The state of New Jersey has developed an innovative program to help stem its projected nursing shortage: a $22 million scholarship fund known as the New Jersey Nursing Initiative.
The privately funded initiative provides tuition and living stipend to nurses going back to school for a MA or PhD in nursing. The catch is that recipients must commit to being nursing instructors at one of eight New Jersey schools for at least three years after they graduate.
According to a recent article in the Philadelphia Inquirer, the nursing shortage problem is not due to a lack of interested nursing students, but rather a lack of nursing faculty. The article quotes Linda Aiken, a researcher at the University of Pennsylvania who studies the nursing shortage, as saying that approximately 50,000 qualified applicants to nursing programs are turned down.
With a more robust faculty, more nurses could be trained every year.
The state of Pennsylvania responded to the nursing faculty crisis in 2004 with the Independence Blue Cross Nurse Scholars program, which provides grants to graduate students planning to become nursing educators. The program is set to continue through 2011.
So why do nurses need a push to enter academia? One reason is the nursing salary. According to the Inquirer article, nurses in clinical settings can earn $50,000 a year more than those in faculty positions.

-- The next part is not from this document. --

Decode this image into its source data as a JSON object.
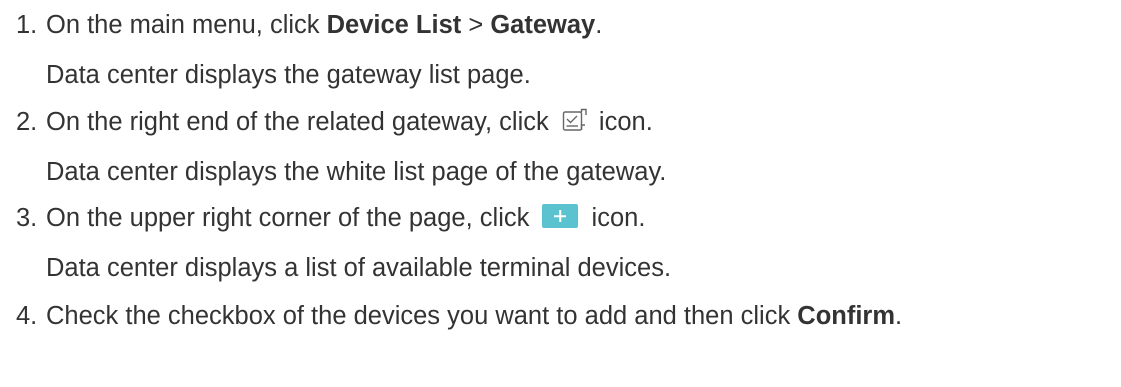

If you are interested in going back to school to become a nurse (faculty or otherwise), I recently came across this list of nursing scholarships that you might want to check out.